Give the number of lines in the records below that contain the word "title", and nothing more.

++++++++++++++++++++

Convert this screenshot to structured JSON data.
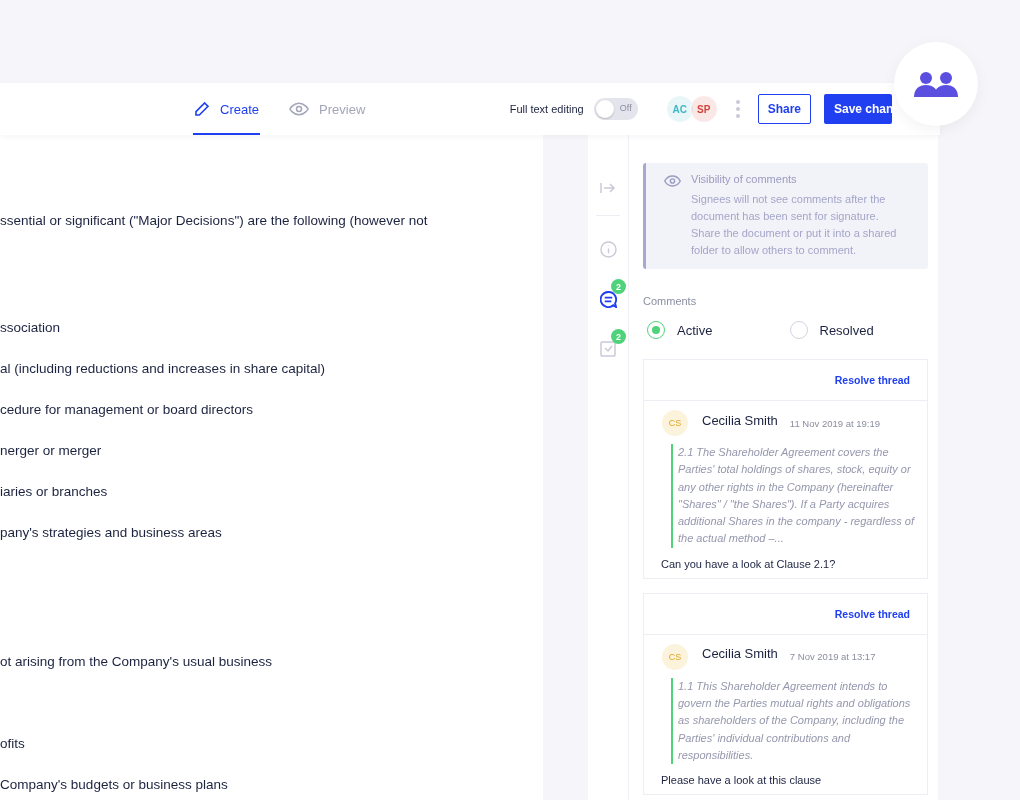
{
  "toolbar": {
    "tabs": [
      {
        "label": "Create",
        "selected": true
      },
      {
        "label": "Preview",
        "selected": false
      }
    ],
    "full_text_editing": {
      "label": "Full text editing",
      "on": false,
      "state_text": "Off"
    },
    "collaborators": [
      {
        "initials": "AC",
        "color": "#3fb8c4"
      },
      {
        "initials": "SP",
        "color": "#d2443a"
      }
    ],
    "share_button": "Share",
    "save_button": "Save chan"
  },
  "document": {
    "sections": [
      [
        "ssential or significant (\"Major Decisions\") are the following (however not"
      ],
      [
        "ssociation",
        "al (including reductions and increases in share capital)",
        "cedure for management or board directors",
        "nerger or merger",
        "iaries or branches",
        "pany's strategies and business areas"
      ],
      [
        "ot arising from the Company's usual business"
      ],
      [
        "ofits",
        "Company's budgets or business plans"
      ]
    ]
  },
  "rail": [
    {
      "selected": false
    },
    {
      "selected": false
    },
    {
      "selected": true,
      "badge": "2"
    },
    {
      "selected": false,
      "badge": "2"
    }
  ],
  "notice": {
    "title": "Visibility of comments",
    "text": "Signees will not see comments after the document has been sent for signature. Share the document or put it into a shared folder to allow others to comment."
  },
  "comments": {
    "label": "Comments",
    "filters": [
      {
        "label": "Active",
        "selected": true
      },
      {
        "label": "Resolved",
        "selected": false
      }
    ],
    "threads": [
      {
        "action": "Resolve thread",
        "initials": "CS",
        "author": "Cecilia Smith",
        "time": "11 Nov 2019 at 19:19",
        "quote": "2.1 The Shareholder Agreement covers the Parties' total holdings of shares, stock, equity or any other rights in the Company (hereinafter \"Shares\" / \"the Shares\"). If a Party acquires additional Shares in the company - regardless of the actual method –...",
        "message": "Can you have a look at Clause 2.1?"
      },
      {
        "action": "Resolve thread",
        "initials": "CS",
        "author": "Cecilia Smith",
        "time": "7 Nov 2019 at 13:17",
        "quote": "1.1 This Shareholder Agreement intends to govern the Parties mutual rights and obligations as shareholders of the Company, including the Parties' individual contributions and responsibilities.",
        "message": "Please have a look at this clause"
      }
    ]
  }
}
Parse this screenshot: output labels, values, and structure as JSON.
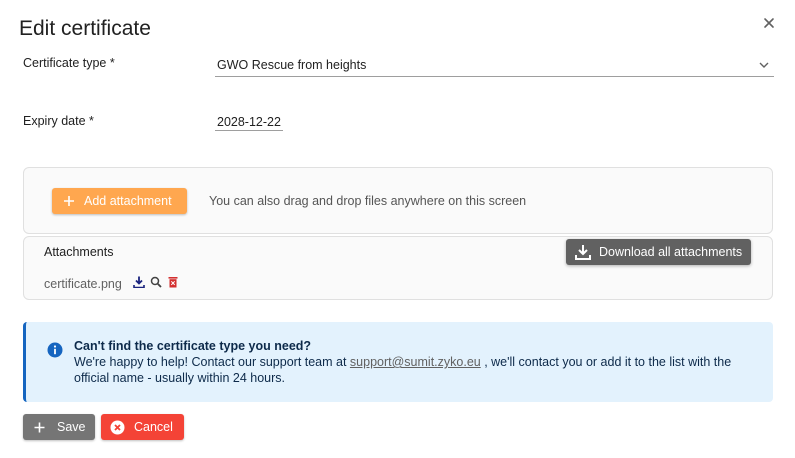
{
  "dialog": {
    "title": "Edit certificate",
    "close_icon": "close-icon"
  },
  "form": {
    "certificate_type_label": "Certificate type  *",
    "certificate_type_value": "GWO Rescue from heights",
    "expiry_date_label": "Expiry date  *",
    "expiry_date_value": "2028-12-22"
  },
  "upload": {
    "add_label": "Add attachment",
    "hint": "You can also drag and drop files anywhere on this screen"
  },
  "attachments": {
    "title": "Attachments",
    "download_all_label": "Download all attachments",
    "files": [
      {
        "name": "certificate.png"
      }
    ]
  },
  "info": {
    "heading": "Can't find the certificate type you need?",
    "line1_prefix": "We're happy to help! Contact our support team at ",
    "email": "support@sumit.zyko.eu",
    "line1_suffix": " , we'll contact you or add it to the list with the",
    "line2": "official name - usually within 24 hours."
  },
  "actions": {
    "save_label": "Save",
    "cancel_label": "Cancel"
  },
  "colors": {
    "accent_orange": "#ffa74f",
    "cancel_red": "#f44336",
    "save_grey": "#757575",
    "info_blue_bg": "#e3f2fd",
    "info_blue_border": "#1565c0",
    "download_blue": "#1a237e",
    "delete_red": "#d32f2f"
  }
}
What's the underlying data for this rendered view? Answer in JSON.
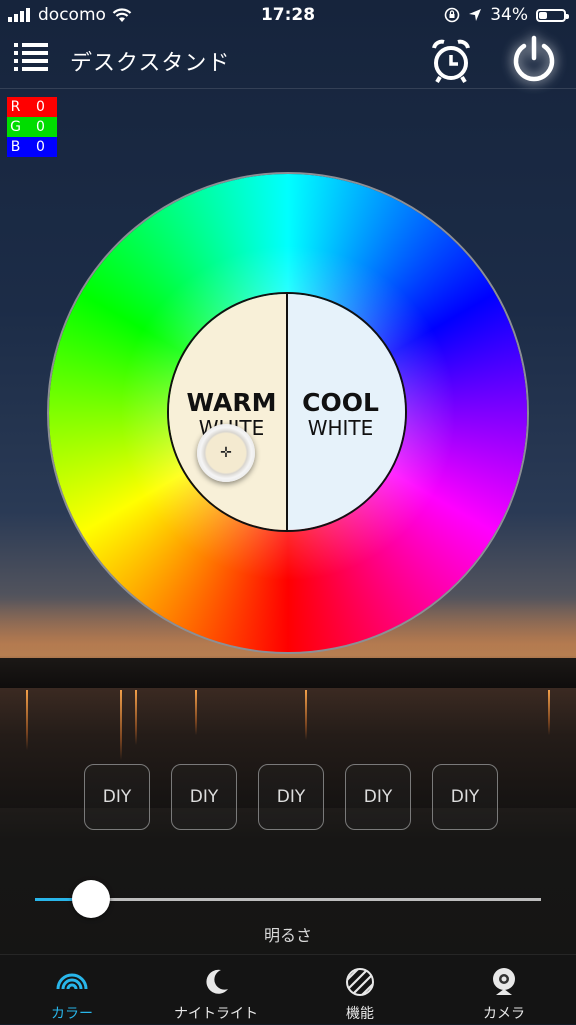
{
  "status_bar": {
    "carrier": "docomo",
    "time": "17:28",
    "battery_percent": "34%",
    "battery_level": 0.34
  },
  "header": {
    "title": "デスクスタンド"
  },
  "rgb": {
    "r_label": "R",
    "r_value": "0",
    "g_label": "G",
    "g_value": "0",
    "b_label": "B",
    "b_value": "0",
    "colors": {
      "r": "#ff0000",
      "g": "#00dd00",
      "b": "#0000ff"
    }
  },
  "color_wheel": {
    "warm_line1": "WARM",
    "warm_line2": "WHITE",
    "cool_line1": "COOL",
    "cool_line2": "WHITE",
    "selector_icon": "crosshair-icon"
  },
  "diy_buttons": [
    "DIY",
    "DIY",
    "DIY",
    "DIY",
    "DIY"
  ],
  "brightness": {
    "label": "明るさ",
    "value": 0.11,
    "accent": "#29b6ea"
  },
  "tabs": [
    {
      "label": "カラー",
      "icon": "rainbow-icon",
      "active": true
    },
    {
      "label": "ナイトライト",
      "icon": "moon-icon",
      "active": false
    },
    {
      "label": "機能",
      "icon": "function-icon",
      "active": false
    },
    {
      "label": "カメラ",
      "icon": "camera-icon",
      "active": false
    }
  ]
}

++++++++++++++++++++

YOUR RESPONSE
4